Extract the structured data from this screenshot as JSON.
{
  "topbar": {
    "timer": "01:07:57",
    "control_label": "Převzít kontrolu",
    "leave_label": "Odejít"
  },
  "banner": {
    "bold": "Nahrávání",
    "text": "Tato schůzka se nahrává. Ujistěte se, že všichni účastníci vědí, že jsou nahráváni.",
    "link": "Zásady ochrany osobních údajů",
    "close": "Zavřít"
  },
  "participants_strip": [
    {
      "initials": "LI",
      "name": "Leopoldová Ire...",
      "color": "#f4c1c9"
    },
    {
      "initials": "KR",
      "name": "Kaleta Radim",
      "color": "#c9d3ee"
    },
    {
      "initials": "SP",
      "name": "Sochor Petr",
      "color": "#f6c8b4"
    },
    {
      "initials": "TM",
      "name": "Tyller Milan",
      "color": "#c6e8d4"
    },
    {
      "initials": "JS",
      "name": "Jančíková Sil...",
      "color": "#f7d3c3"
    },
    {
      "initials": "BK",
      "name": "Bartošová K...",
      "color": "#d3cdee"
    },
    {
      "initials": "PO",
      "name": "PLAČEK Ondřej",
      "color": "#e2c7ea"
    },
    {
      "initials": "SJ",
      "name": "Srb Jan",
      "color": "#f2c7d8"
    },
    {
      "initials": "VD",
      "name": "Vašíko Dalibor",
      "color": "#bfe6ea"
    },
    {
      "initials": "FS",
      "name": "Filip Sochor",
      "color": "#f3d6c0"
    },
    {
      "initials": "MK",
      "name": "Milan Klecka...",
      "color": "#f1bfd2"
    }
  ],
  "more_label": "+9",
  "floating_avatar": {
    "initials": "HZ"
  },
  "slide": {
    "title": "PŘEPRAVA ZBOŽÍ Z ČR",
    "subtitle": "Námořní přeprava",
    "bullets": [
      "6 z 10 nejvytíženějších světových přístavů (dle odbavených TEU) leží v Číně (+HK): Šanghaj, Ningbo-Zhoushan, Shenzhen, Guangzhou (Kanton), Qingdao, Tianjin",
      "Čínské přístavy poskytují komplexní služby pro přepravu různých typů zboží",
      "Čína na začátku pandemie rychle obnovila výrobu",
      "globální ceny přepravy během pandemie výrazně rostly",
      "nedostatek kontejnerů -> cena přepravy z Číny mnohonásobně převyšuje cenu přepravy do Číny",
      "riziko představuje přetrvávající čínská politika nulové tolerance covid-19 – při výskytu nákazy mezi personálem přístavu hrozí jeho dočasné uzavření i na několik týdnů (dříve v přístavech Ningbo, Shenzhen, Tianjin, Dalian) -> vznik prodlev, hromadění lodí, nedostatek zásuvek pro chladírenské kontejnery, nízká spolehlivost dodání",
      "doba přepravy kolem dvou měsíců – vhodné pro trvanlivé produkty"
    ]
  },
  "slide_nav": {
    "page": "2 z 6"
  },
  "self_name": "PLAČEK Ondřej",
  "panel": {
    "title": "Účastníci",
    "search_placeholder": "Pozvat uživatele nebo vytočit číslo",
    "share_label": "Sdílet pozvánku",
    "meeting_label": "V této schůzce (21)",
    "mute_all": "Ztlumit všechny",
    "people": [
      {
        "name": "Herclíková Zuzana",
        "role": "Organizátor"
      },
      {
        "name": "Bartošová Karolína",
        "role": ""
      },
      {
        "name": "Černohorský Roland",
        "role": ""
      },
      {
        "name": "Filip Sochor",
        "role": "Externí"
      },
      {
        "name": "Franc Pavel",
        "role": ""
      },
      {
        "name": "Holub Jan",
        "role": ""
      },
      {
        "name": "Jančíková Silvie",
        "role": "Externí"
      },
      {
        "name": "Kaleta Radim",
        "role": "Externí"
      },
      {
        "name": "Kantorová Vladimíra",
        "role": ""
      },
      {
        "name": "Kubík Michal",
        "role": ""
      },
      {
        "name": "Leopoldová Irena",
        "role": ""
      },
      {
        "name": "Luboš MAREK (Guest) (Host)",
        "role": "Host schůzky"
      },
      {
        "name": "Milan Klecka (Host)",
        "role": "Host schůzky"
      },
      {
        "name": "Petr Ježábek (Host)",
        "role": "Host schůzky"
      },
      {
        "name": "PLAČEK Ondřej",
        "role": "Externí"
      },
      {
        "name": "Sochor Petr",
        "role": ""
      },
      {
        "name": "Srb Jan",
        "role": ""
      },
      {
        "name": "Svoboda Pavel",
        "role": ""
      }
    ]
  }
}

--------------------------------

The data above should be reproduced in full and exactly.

= RESULT =
Extract the structured data from this screenshot as JSON.
{
  "topbar": {
    "timer": "01:07:57",
    "control_label": "Převzít kontrolu",
    "leave_label": "Odejít"
  },
  "banner": {
    "bold": "Nahrávání",
    "text": "Tato schůzka se nahrává. Ujistěte se, že všichni účastníci vědí, že jsou nahráváni.",
    "link": "Zásady ochrany osobních údajů",
    "close": "Zavřít"
  },
  "participants_strip": [
    {
      "initials": "LI",
      "name": "Leopoldová Ire...",
      "color": "#f4c1c9"
    },
    {
      "initials": "KR",
      "name": "Kaleta Radim",
      "color": "#c9d3ee"
    },
    {
      "initials": "SP",
      "name": "Sochor Petr",
      "color": "#f6c8b4"
    },
    {
      "initials": "TM",
      "name": "Tyller Milan",
      "color": "#c6e8d4"
    },
    {
      "initials": "JS",
      "name": "Jančíková Sil...",
      "color": "#f7d3c3"
    },
    {
      "initials": "BK",
      "name": "Bartošová K...",
      "color": "#d3cdee"
    },
    {
      "initials": "PO",
      "name": "PLAČEK Ondřej",
      "color": "#e2c7ea"
    },
    {
      "initials": "SJ",
      "name": "Srb Jan",
      "color": "#f2c7d8"
    },
    {
      "initials": "VD",
      "name": "Vašíko Dalibor",
      "color": "#bfe6ea"
    },
    {
      "initials": "FS",
      "name": "Filip Sochor",
      "color": "#f3d6c0"
    },
    {
      "initials": "MK",
      "name": "Milan Klecka...",
      "color": "#f1bfd2"
    }
  ],
  "more_label": "+9",
  "floating_avatar": {
    "initials": "HZ"
  },
  "slide": {
    "title": "PŘEPRAVA ZBOŽÍ Z ČR",
    "subtitle": "Námořní přeprava",
    "bullets": [
      "6 z 10 nejvytíženějších světových přístavů (dle odbavených TEU) leží v Číně (+HK): Šanghaj, Ningbo-Zhoushan, Shenzhen, Guangzhou (Kanton), Qingdao, Tianjin",
      "Čínské přístavy poskytují komplexní služby pro přepravu různých typů zboží",
      "Čína na začátku pandemie rychle obnovila výrobu",
      "globální ceny přepravy během pandemie výrazně rostly",
      "nedostatek kontejnerů -> cena přepravy z Číny mnohonásobně převyšuje cenu přepravy do Číny",
      "riziko představuje přetrvávající čínská politika nulové tolerance covid-19 – při výskytu nákazy mezi personálem přístavu hrozí jeho dočasné uzavření i na několik týdnů (dříve v přístavech Ningbo, Shenzhen, Tianjin, Dalian) -> vznik prodlev, hromadění lodí, nedostatek zásuvek pro chladírenské kontejnery, nízká spolehlivost dodání",
      "doba přepravy kolem dvou měsíců – vhodné pro trvanlivé produkty"
    ]
  },
  "slide_nav": {
    "page": "2 z 6"
  },
  "self_name": "PLAČEK Ondřej",
  "panel": {
    "title": "Účastníci",
    "search_placeholder": "Pozvat uživatele nebo vytočit číslo",
    "share_label": "Sdílet pozvánku",
    "meeting_label": "V této schůzce (21)",
    "mute_all": "Ztlumit všechny",
    "people": [
      {
        "name": "Herclíková Zuzana",
        "role": "Organizátor"
      },
      {
        "name": "Bartošová Karolína",
        "role": ""
      },
      {
        "name": "Černohorský Roland",
        "role": ""
      },
      {
        "name": "Filip Sochor",
        "role": "Externí"
      },
      {
        "name": "Franc Pavel",
        "role": ""
      },
      {
        "name": "Holub Jan",
        "role": ""
      },
      {
        "name": "Jančíková Silvie",
        "role": "Externí"
      },
      {
        "name": "Kaleta Radim",
        "role": "Externí"
      },
      {
        "name": "Kantorová Vladimíra",
        "role": ""
      },
      {
        "name": "Kubík Michal",
        "role": ""
      },
      {
        "name": "Leopoldová Irena",
        "role": ""
      },
      {
        "name": "Luboš MAREK (Guest) (Host)",
        "role": "Host schůzky"
      },
      {
        "name": "Milan Klecka (Host)",
        "role": "Host schůzky"
      },
      {
        "name": "Petr Ježábek (Host)",
        "role": "Host schůzky"
      },
      {
        "name": "PLAČEK Ondřej",
        "role": "Externí"
      },
      {
        "name": "Sochor Petr",
        "role": ""
      },
      {
        "name": "Srb Jan",
        "role": ""
      },
      {
        "name": "Svoboda Pavel",
        "role": ""
      }
    ]
  }
}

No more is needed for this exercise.